S. J. Res. 1, Declaration of War on Germany, April 2, 1917
On April 2, 1917, Senator Thomas S. Martin of Virginia introduced a joint resolution to declare war on the Imperial German Government, stating that war had been thrust upon the United States. It authorized the president to take steps to bring the conflict to a successful termination. After two days of debate, the Senate approved the joint resolution by a vote of 82–6.
Records of the U.S. Senate, National Archives and Records Administration
World War I: Declaring War on Germany
On April 2, 1917, President Woodrow Wilson asked a joint session of Congress to declare war on Germany. The president cited Germany’s repeated submarine attacks on passenger and merchant ships and its attempt to entice Mexico into an alliance against the United States as his reasons for Congress to declare war. On April 4, 1917, the Senate voted in support of the measure, and the House concurred two days later. The United States later declared war on German ally Austria-Hungary on December 7, 1917.
We are going to war . . . to vindicate our honor and to maintain our independence as a great nation. We are going to war . . . in defense of humanity.

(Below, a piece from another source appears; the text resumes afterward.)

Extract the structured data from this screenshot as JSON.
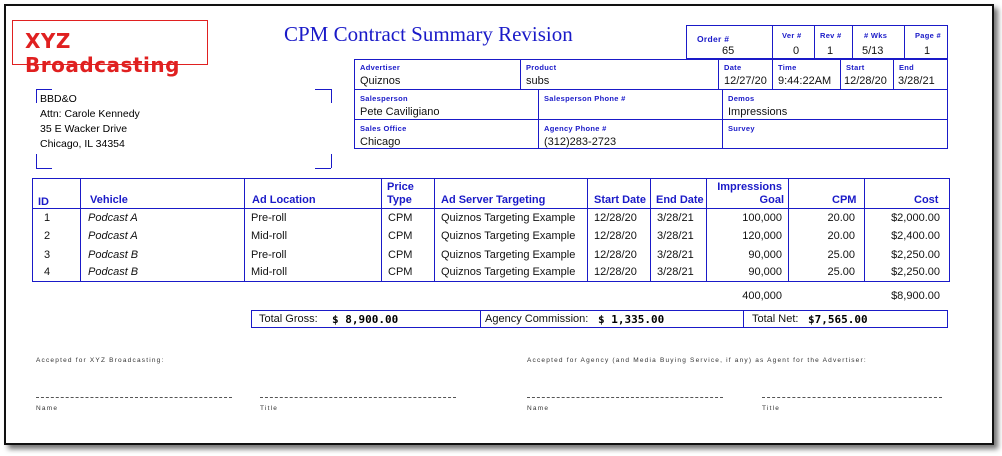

Senator Gilbert Hitchcock of Nebraska, Speech to the U.S. Senate, April 4, 1917